Blackmail can be a very serious offence which has strict rules in the UK. Section 21 of the Theft Act 1968. The act explains UK blackmail law, in legal terms, to be when one makes unwarranted demands with menaces in order to attain personal gain or project loss on another. It does not matter whether the demands are possible or in what fashion the demands are made. These could be express, implied, written, spoken or through conduct.
If you meet the definition, then you may be liable of a blackmail charge unless you satisfy one of the defences. For example, if you had a reason to make your demands, you may not be charged with blackmail. Furthermore, you will not be charged if you do not meet any of elements required to satisfy the definition of blackmail which are as follows:
- That the defendant made a demand;
- With menaces;
- That the demand was unwarranted; or
- That the defendant has a view to make a gain for himself or another or have intent to cause a loss to another.
Many people tend to think that extortion and blackmail are the same. Extortion is a form of theft that occurs when the offender obtains money or property from someone using coercion. To constitute coercion, a threat of violence, destruction of property or improper government action has to be committed. Both extortion and blackmail are similar in that prosecutors and judges treat them as serious violations of the criminal laws.
Continue reading “Blackmail Law UK – Criminal Defence”
“[t]he crime involving a threat for purposes of compelling a person to do an act against his or her will, or for purposes of taking the person’s money or property.
In blackmail the threat might consist of physical injury to the threatened person or to someone loved by that person, or injury to a person’s reputation. In some cases the victim is told that an illegal act he or she had previously committed will be exposed if the victim fails to comply with the demand.

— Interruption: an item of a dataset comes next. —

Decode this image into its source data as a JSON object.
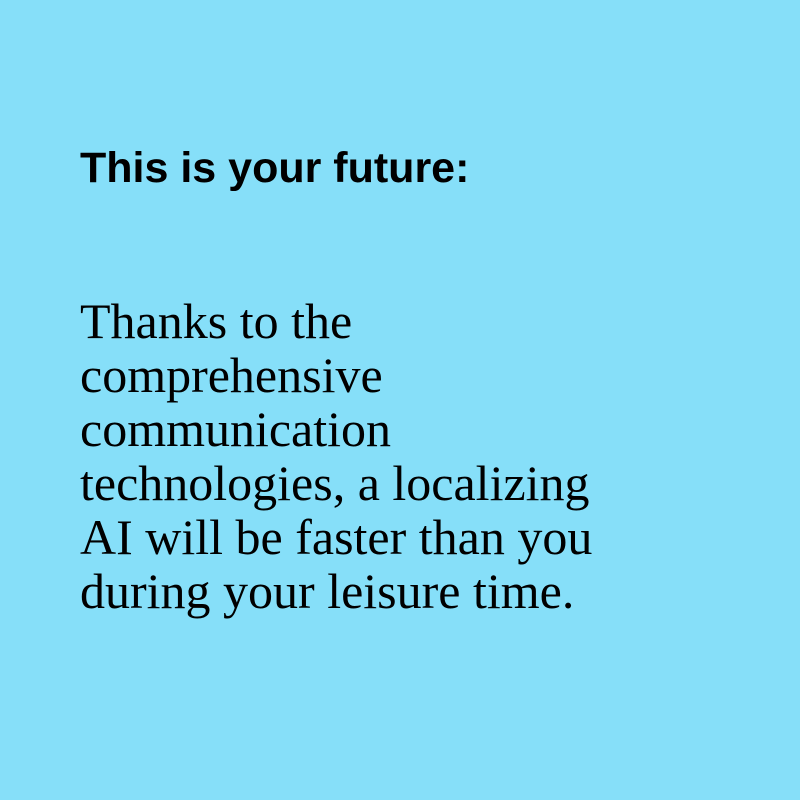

Although blackmail is generally synonymous with Extortion, some states distinguish the offenses by requiring that the former be in writing.

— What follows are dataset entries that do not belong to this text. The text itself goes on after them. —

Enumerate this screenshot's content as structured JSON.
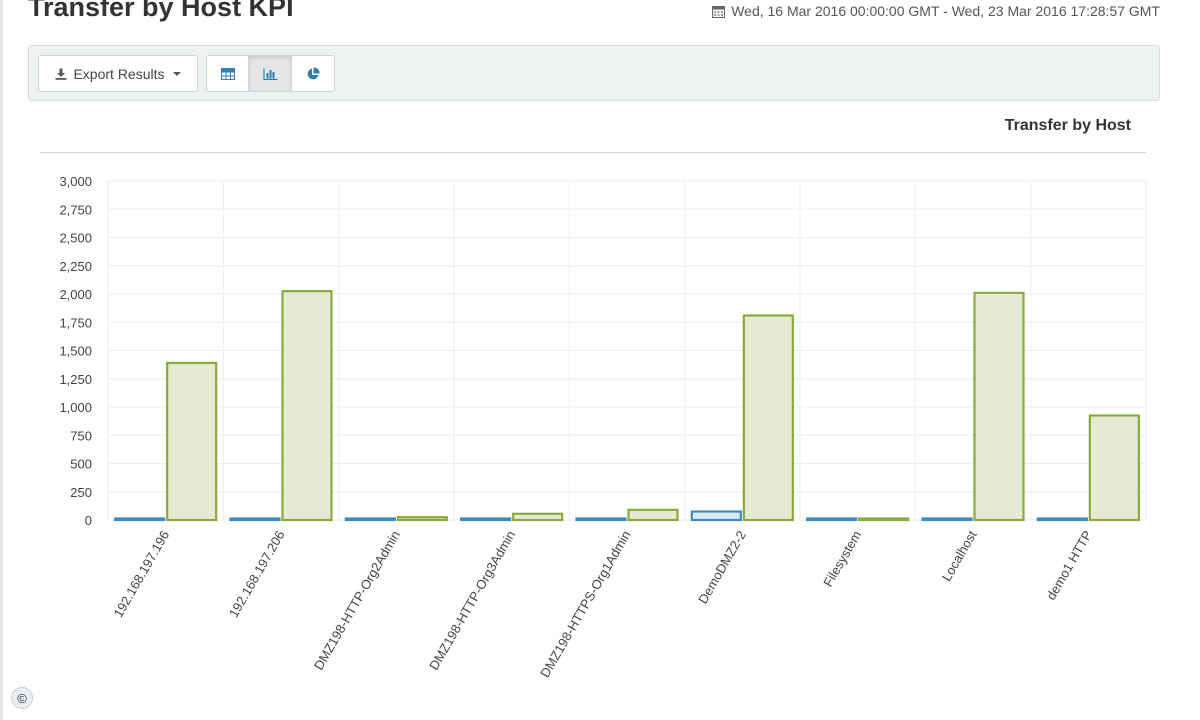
{
  "header": {
    "title": "Transfer by Host KPI",
    "date_range": "Wed, 16 Mar 2016 00:00:00 GMT - Wed, 23 Mar 2016 17:28:57 GMT"
  },
  "toolbar": {
    "export_label": "Export Results",
    "view_buttons": [
      "table-icon",
      "bar-chart-icon",
      "pie-chart-icon"
    ],
    "active_view": "bar-chart-icon"
  },
  "colors": {
    "series_blue_stroke": "#3a8dbf",
    "series_blue_fill": "#dbeaf2",
    "series_green_stroke": "#8aab3c",
    "series_green_fill": "#e6ead2"
  },
  "chart_data": {
    "type": "bar",
    "title": "Transfer by Host",
    "categories": [
      "192.168.197.196",
      "192.168.197.206",
      "DMZ198-HTTP-Org2Admin",
      "DMZ198-HTTP-Org3Admin",
      "DMZ198-HTTPS-Org1Admin",
      "DemoDMZ2-2",
      "Filesystem",
      "Localhost",
      "demo1 HTTP"
    ],
    "series": [
      {
        "values": [
          0,
          0,
          0,
          0,
          0,
          75,
          0,
          0,
          0
        ]
      },
      {
        "values": [
          1390,
          2025,
          25,
          55,
          90,
          1810,
          5,
          2010,
          925
        ]
      }
    ],
    "ylim": [
      0,
      3000
    ],
    "yticks": [
      "0",
      "250",
      "500",
      "750",
      "1,000",
      "1,250",
      "1,500",
      "1,750",
      "2,000",
      "2,250",
      "2,500",
      "2,750",
      "3,000"
    ],
    "grid": true,
    "xlabel": "",
    "ylabel": ""
  },
  "footer": {
    "copyright_symbol": "©"
  }
}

Blackmail is punishable by a fine, imprisonment, or both.”
So, simply put, blackmail is a threat to harm someone (physically or emotionally) if they do not do something the blackmailer wants. In some states, blackmail must be in writing, and if it is not, it is called “extortion.”
Continue reading “Someone Is Trying to Blackmail Me, What Can I Do?”
(Programming parents need be effective in at least one of these measures, with the objective being to create psychological dependence and to prevent exposure to competing views of reality.)
- Isolation: Parents who have the most access to the children tend to be more effective at the brainwashing, but this is not a pre-requisite. Parents with little access can also alienate their children. (See my post: https://waiting4ethan.wordpress.com/2015/02/27/whose-fault-is-alienation-the-gender-question). The alienator will sabotage visits with the other parent one way or another to reduce their time, restrict communication, and screen phone calls. Gradually, the time the child spends with the Target Parent is reduced to zero. Isolation leads the child to becoming more and more dependent on the alienating parent. The negative messages about the Target Parent eventually become ‘the truth’ because there is no access to people who can offer the child any competing views.
Continue reading “PREREQUISITES TO BRAINWASHING: “